A mother will do anything for her child, that much is a given. So when it becomes clear that Annie’s autistic son needs expensive therapy, she turns to her best friend, Sarah, for help. Since Sarah, desperate for a baby of her own, needs some quick cash of her own for pricey IVF treatments, they put their heads together and come up with a plan. Although a crazy, outrageous plan that might just land them in the hottest water of their lives, it’s the only shot they have.

Crimes Against a Book Club hit me right where I live – my kids. Even though I can’t relate to Sarah’s plight with infertility, I can relate to how Annie was willing to go to jail to get her son the treatments he so desperately needed. I loved her relationship with Sarah, and it reminded me of my best friend who is also named Sarah. She’d never think twice to help me or one of my kids out in a time of need. Annie and Sarah have their ups and downs during the course of the story, but in the fashion of true, lifelong friends, they always find a way to meet on common ground.
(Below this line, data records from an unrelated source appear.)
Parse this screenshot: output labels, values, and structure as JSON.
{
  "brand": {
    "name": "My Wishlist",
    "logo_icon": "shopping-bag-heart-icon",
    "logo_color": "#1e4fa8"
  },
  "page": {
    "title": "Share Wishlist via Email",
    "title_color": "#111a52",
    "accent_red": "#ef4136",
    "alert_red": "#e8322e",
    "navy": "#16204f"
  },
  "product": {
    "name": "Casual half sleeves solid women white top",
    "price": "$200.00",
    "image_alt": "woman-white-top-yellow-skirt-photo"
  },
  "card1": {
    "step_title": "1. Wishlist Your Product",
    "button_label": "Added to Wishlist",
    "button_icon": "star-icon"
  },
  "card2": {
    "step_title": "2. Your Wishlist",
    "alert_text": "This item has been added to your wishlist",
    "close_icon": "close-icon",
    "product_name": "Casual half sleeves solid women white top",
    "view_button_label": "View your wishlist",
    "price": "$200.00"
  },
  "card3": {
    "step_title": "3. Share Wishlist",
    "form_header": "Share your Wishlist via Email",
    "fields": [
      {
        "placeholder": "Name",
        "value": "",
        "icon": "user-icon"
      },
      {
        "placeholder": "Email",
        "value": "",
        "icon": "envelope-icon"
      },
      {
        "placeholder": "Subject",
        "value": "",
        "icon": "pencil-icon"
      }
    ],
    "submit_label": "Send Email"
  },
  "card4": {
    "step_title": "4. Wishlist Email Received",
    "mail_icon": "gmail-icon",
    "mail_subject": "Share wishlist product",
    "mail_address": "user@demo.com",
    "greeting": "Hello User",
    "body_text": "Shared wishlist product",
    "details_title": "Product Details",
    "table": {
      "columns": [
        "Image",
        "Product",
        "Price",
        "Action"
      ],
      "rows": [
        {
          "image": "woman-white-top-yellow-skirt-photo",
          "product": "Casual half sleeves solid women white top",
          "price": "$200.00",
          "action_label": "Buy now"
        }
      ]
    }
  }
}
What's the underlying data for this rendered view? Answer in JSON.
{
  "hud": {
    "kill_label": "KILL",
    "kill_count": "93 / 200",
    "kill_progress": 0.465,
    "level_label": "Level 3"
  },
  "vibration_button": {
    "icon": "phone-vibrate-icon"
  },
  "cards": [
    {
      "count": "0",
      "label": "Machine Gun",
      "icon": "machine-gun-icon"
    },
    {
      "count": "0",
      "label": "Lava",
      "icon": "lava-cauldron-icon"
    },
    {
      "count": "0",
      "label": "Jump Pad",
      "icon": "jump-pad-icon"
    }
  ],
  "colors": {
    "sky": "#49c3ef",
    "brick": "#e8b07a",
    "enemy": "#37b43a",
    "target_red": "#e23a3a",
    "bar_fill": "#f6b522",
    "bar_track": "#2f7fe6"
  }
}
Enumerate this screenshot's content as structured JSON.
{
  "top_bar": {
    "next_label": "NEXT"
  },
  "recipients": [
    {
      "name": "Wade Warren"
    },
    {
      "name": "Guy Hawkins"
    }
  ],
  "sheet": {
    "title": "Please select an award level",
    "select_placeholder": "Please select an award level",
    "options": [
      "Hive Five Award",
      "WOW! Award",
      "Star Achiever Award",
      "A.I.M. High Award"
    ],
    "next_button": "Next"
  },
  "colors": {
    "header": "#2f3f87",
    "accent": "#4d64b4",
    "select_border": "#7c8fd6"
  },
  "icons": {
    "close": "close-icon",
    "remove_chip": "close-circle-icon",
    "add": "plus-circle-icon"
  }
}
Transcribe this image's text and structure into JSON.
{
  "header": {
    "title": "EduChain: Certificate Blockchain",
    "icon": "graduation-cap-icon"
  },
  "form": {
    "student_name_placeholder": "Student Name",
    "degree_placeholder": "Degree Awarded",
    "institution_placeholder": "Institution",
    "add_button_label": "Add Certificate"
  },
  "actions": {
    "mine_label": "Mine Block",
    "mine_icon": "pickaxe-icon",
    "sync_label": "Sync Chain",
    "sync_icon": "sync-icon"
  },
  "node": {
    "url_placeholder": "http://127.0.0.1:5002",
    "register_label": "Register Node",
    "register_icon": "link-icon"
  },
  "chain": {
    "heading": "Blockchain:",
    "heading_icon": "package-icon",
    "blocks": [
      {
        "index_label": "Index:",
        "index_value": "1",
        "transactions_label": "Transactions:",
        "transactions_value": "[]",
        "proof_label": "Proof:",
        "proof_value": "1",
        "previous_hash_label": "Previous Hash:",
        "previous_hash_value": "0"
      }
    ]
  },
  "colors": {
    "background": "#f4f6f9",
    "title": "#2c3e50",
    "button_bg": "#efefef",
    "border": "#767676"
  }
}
Funny, heartwarming and a little left of center, Crimes Against a Book Club is a story about real life struggles tackled in an unconventional manner. The characters are real and relatable, even the upper crust members of the book club that Sarah and Annie target with their scam. It’s a story that proves the old saying that necessity is the mother of invention. My only complaint is that I wish there was a follow up novel telling us about Sarah and Annie’s life post book club, but I’m quite happy with what I got in the end. For a first novel, I’m impressed and cannot wait to see where the author takes us next.